In: Scientific Reports (Nature Publishing Group). Nature Publishing Group: London. ISSN 2045-2322, more
Halichoeres trimaculatus (Quoy & Gaimard, 1834) [WoRMS]; Holothuriidae Burmeister, 1837 [WoRMS]; Labridae Cuvier, 1816 [WoRMS]; Serranidae Swainson, 1839 [WoRMS]; Marine
|Authors|| || Top |
- Eastwood, E.K.
- López, E.H.
- Drew, J.A.

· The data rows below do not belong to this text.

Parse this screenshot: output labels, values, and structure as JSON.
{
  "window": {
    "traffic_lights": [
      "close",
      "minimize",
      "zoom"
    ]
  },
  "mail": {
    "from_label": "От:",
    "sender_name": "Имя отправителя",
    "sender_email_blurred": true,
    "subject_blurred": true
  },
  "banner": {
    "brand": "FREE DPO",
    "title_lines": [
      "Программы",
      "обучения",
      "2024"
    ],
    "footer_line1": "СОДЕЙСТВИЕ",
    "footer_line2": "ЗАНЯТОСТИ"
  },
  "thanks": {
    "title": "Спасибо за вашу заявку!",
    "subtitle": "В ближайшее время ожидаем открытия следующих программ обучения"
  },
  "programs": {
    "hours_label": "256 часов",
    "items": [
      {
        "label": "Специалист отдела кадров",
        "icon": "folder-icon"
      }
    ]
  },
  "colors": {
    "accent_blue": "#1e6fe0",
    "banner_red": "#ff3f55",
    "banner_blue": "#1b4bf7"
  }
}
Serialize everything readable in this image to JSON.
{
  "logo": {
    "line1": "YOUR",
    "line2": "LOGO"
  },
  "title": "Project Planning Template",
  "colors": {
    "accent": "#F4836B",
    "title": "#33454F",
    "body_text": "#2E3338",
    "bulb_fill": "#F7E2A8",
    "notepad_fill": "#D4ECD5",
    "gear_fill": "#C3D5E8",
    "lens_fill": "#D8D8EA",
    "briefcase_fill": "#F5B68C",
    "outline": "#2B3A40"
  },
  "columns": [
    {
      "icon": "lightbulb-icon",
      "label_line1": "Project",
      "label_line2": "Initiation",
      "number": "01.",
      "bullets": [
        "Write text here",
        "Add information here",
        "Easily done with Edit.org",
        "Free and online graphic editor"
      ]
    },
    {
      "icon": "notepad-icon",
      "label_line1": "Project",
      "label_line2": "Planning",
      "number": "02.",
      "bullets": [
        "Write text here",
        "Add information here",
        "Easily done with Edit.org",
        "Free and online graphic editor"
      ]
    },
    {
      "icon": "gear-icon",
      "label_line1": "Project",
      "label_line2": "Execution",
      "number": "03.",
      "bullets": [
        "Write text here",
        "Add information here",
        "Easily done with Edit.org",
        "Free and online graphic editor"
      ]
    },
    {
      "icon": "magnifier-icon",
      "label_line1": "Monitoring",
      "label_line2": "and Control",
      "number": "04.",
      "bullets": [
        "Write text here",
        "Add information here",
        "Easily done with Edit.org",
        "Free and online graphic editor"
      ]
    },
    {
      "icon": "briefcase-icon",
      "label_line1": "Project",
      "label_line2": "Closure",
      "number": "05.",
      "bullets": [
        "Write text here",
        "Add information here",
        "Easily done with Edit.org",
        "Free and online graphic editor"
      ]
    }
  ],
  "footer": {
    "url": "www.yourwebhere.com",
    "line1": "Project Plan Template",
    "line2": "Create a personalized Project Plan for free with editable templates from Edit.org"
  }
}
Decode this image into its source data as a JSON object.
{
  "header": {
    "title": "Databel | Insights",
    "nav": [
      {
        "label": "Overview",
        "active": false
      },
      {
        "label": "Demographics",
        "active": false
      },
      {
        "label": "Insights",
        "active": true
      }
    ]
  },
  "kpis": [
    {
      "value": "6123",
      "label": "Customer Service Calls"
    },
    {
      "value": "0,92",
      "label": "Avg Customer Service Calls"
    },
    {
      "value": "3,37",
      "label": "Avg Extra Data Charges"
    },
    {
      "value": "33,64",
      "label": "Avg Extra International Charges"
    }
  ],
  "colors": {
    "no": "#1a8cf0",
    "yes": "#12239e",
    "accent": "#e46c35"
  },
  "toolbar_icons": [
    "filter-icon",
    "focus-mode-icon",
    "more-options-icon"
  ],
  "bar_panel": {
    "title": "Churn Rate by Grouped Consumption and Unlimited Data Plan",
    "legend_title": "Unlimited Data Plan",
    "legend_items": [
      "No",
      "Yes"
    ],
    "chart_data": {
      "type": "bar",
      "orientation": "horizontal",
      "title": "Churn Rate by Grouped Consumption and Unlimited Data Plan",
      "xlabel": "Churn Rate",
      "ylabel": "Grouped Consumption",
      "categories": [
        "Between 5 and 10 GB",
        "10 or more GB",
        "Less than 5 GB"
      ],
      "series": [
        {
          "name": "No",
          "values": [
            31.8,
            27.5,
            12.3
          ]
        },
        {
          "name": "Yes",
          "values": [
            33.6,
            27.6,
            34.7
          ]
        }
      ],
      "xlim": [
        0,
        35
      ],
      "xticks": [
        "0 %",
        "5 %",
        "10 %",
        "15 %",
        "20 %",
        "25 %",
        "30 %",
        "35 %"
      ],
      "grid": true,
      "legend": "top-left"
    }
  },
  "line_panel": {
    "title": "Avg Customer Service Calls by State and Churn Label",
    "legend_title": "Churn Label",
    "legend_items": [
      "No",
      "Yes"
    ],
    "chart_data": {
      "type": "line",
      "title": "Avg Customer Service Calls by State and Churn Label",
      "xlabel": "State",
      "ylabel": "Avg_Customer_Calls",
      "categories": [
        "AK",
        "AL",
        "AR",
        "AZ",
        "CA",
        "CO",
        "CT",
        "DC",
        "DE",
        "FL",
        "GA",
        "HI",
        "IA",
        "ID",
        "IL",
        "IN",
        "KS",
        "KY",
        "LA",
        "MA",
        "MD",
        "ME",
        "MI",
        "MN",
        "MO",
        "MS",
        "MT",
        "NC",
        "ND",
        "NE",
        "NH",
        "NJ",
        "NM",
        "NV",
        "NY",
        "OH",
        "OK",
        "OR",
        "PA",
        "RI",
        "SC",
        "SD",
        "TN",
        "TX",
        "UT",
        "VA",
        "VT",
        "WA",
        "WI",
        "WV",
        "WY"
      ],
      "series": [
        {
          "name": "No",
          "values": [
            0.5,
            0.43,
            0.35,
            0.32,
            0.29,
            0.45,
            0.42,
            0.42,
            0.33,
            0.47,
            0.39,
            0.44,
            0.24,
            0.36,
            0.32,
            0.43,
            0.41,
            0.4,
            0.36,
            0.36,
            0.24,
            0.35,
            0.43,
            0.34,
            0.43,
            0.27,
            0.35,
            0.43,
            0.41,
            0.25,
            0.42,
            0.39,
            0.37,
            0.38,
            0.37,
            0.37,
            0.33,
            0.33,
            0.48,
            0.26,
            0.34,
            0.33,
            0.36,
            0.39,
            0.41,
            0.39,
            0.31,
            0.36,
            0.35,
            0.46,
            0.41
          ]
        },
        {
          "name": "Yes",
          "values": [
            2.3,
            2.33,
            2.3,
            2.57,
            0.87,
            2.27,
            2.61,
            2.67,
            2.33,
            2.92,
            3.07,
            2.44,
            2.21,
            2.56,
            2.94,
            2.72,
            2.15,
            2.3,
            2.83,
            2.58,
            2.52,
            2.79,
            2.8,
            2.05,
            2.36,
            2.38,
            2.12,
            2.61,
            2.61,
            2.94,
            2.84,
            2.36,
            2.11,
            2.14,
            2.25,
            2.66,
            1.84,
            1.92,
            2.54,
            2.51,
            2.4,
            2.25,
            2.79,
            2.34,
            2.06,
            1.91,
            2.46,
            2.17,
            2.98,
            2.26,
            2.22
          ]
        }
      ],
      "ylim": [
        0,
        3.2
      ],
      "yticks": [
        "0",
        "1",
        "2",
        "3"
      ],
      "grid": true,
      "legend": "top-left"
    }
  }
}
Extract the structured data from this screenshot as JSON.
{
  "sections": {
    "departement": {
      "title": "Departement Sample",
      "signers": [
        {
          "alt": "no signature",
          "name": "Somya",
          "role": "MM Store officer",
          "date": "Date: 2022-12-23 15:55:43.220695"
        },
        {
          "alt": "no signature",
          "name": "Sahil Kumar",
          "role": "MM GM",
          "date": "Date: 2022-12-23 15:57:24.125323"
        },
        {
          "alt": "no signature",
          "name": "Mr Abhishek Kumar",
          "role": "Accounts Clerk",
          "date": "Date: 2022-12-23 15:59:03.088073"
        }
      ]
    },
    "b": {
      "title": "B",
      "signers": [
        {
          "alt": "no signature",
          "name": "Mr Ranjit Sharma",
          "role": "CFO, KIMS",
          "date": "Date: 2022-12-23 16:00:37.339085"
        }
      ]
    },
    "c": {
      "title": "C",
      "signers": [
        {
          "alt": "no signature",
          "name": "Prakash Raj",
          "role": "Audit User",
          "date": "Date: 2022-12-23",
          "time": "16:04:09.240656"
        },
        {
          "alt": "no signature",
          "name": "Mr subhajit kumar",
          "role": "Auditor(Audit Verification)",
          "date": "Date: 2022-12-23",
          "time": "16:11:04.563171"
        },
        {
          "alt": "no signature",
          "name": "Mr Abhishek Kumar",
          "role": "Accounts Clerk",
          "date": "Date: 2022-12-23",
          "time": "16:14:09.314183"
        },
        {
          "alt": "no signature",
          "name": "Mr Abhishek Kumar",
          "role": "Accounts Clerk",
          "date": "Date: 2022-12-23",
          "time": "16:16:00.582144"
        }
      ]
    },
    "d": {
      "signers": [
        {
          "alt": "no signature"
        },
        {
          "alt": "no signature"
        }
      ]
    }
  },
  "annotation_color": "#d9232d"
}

Coral reef fish serve as food sources to coastal communities worldwide, yet are vulnerable to mounting anthropogenic pressures like overfishing and climate change. Marine reserve networks have become important tools for mitigating these pressures, and one of the most critical factors in determining their spatial design is the degree of connectivity among different populations of species prioritized for protection. To help inform the spatial design of an expanded reserve network in Fiji, we used rapidly evolving mitochondrial genes to investigate connectivity patterns of three coral reef species targeted by fisheries in Fiji: Epinephelus merra (Serranidae), Halichoeres trimaculatus (Labridae), and Holothuria atra (Holothuriidae). The two fish species, E. merra and Ha. Trimaculatus, exhibited low genetic structuring and high amounts of gene flow, whereas the sea cucumber Ho. atra displayed high genetic partitioning and predominantly westward gene flow. The idiosyncratic patterns observed among these species indicate that patterns of connectivity in Fiji are likely determined by a combination of oceanographic and ecological characteristics. Our data indicate that in the cases of species with high connectivity, other factors such as representation or political availability may dictate where reserves are placed. In low connectivity species, ensuring upstream and downstream connections is critical.